▶ _DATA LISTING_
↓

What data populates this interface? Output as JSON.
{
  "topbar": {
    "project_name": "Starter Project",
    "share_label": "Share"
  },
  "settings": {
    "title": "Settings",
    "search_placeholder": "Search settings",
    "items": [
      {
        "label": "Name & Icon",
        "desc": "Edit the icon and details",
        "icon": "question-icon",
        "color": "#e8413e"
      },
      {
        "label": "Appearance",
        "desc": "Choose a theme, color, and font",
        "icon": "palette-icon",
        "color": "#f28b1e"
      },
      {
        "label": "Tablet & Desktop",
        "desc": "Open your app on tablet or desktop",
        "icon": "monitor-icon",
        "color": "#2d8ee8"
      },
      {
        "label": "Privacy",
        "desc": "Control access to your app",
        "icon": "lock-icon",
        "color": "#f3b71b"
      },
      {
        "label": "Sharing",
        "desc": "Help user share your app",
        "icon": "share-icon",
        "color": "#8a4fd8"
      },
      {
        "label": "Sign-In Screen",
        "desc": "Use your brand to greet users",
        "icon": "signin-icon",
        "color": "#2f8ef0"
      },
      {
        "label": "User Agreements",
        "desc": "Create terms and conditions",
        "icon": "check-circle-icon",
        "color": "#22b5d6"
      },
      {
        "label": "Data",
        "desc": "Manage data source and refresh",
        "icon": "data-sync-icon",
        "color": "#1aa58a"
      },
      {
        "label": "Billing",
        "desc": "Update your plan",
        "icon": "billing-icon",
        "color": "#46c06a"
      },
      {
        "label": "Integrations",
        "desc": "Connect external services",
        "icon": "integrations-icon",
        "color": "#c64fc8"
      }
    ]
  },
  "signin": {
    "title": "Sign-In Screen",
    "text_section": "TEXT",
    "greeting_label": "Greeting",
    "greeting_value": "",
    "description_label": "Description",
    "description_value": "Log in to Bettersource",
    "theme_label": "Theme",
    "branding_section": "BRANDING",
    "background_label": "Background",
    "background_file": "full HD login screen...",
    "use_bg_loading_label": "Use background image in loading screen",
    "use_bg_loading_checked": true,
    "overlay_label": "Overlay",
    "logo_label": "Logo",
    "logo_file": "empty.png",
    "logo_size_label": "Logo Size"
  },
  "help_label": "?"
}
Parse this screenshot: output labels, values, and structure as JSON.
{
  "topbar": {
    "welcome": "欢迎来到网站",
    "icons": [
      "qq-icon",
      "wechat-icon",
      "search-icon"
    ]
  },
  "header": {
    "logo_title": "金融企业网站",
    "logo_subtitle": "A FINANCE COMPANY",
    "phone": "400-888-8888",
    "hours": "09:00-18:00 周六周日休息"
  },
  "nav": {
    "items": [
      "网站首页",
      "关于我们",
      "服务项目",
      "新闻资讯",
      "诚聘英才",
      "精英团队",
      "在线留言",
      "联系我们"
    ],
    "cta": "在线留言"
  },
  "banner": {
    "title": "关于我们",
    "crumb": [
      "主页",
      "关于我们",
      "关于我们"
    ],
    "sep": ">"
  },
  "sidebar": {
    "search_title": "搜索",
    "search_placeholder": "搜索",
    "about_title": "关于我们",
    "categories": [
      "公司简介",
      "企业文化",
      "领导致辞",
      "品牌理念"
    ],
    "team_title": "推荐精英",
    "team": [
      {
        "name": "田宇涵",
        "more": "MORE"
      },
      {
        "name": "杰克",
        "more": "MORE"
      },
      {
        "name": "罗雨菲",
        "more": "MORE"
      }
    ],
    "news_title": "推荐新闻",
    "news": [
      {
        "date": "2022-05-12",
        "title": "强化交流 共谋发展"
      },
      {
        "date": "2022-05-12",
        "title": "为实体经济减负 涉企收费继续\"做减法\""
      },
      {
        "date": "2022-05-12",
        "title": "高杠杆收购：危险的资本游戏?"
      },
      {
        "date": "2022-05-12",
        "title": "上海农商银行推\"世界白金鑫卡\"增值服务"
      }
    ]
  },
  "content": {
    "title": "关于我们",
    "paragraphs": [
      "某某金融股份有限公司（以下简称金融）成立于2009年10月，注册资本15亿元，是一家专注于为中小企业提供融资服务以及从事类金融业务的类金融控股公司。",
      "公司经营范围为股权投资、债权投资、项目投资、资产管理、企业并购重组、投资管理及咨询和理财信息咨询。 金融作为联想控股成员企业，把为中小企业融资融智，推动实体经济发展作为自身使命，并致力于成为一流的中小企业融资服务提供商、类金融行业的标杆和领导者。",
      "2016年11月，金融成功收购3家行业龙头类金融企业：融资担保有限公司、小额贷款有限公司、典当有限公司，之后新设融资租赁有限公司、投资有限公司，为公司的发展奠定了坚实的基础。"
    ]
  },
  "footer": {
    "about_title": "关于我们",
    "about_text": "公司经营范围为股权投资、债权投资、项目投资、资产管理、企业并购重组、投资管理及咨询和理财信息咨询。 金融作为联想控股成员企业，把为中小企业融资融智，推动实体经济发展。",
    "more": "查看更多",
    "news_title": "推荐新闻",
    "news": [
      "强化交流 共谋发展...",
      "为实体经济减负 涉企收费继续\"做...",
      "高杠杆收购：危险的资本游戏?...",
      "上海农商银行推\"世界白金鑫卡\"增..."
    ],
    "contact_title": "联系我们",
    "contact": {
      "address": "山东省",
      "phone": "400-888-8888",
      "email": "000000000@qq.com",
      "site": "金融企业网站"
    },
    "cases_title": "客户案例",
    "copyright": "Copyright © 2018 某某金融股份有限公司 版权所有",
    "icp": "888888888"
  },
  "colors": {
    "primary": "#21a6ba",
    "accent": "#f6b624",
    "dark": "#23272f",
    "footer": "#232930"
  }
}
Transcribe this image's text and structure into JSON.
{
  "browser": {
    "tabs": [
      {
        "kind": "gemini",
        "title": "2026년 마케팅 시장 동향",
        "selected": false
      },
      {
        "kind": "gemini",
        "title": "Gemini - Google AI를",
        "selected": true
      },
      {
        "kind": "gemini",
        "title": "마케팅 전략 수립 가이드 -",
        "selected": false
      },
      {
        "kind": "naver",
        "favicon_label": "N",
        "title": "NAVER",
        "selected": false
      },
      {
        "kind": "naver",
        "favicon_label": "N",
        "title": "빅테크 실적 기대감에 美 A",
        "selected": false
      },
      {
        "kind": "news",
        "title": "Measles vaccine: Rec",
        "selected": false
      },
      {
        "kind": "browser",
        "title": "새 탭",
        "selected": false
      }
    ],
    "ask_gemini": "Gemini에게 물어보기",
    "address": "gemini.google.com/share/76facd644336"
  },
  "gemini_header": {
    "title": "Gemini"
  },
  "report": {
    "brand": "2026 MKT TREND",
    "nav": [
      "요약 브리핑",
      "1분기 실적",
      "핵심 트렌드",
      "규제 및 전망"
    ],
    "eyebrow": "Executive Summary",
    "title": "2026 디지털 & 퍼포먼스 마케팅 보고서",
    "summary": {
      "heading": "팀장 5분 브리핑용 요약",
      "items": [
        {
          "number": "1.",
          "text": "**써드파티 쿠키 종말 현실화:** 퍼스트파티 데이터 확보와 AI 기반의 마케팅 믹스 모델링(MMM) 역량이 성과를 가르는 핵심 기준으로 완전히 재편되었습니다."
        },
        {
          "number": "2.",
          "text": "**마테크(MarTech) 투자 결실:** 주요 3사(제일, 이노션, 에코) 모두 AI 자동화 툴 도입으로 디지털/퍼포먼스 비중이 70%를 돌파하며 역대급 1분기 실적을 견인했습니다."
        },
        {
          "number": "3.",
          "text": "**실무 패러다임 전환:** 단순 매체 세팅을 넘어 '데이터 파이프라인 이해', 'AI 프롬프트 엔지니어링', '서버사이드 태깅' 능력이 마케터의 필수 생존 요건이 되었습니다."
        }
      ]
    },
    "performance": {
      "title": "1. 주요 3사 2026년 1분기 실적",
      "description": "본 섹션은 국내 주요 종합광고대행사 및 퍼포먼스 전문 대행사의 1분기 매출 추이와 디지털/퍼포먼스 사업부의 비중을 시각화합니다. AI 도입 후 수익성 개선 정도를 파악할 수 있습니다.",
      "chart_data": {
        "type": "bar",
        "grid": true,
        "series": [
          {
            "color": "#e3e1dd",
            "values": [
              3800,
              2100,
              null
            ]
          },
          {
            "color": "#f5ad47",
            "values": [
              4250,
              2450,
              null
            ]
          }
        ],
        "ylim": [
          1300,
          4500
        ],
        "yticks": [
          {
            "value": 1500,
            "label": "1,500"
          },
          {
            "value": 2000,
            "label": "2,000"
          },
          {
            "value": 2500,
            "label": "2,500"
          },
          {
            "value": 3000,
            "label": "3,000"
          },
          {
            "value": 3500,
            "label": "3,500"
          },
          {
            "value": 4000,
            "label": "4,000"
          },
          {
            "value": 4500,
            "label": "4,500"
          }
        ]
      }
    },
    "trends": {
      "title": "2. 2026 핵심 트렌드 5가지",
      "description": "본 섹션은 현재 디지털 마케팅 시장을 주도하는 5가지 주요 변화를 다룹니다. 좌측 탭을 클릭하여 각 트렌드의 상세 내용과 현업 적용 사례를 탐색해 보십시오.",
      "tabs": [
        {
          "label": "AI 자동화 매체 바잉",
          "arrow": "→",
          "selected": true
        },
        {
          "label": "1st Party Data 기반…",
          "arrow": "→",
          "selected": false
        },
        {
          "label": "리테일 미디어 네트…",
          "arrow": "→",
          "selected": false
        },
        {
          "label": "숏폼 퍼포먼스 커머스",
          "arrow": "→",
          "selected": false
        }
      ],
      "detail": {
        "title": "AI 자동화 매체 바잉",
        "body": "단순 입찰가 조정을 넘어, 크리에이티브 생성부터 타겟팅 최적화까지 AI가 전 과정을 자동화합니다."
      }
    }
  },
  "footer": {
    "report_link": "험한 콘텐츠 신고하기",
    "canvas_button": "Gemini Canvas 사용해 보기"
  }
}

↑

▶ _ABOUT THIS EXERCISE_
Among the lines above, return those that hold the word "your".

▶ _RESULT OF THE TASK_
        "desc": "Open your app on tablet or desktop",
        "desc": "Control access to your app",
        "desc": "Help user share your app",
        "desc": "Use your brand to greet users",
        "desc": "Update your plan",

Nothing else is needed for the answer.